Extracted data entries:
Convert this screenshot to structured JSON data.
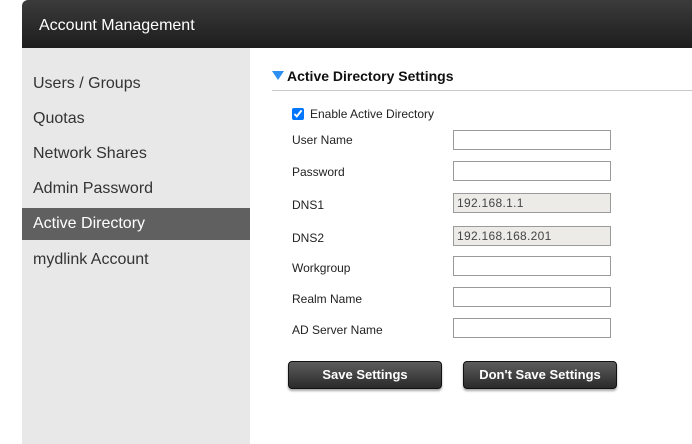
{
  "window": {
    "title": "Account Management"
  },
  "sidebar": {
    "items": [
      {
        "label": "Users / Groups",
        "active": false
      },
      {
        "label": "Quotas",
        "active": false
      },
      {
        "label": "Network Shares",
        "active": false
      },
      {
        "label": "Admin Password",
        "active": false
      },
      {
        "label": "Active Directory",
        "active": true
      },
      {
        "label": "mydlink Account",
        "active": false
      }
    ]
  },
  "section": {
    "title": "Active Directory Settings",
    "enable_label": "Enable Active Directory",
    "enabled": true
  },
  "fields": {
    "user_name": {
      "label": "User Name",
      "value": ""
    },
    "password": {
      "label": "Password",
      "value": ""
    },
    "dns1": {
      "label": "DNS1",
      "value": "192.168.1.1"
    },
    "dns2": {
      "label": "DNS2",
      "value": "192.168.168.201"
    },
    "workgroup": {
      "label": "Workgroup",
      "value": ""
    },
    "realm_name": {
      "label": "Realm Name",
      "value": ""
    },
    "ad_server_name": {
      "label": "AD Server Name",
      "value": ""
    }
  },
  "buttons": {
    "save": "Save Settings",
    "dont_save": "Don't Save Settings"
  },
  "colors": {
    "accent": "#2d8ff0",
    "active_item": "#606060",
    "titlebar": "#2a2a2a"
  }
}
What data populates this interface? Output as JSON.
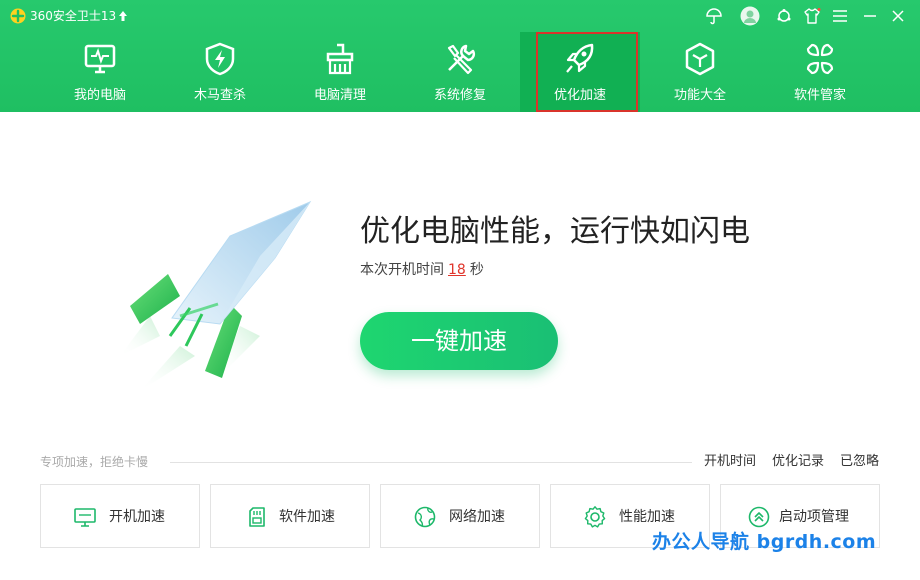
{
  "app": {
    "title": "360安全卫士13"
  },
  "nav": {
    "items": [
      {
        "label": "我的电脑",
        "icon": "monitor-icon"
      },
      {
        "label": "木马查杀",
        "icon": "shield-bolt-icon"
      },
      {
        "label": "电脑清理",
        "icon": "broom-icon"
      },
      {
        "label": "系统修复",
        "icon": "wrench-screwdriver-icon"
      },
      {
        "label": "优化加速",
        "icon": "rocket-icon",
        "active": true
      },
      {
        "label": "功能大全",
        "icon": "cube-icon"
      },
      {
        "label": "软件管家",
        "icon": "app-grid-icon"
      }
    ]
  },
  "window_controls": [
    "umbrella-icon",
    "avatar",
    "skin-icon",
    "shirt-icon",
    "menu-icon",
    "minimize-icon",
    "close-icon"
  ],
  "hero": {
    "title": "优化电脑性能，运行快如闪电",
    "boot_prefix": "本次开机时间",
    "boot_seconds": "18",
    "boot_unit": "秒",
    "button_label": "一键加速"
  },
  "section": {
    "label": "专项加速，拒绝卡慢",
    "links": [
      "开机时间",
      "优化记录",
      "已忽略"
    ]
  },
  "cards": [
    {
      "label": "开机加速",
      "icon": "monitor-icon"
    },
    {
      "label": "软件加速",
      "icon": "sd-card-icon"
    },
    {
      "label": "网络加速",
      "icon": "globe-icon"
    },
    {
      "label": "性能加速",
      "icon": "gear-icon"
    },
    {
      "label": "启动项管理",
      "icon": "chevron-up-circle-icon"
    }
  ],
  "watermark": "办公人导航 bgrdh.com",
  "colors": {
    "header_green": "#1fbf62",
    "active_tab": "#11b053",
    "highlight_red": "#d9342b",
    "accent_red": "#e0352b",
    "button_green": "#1ed670"
  }
}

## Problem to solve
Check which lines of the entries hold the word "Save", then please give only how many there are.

## Written answer
2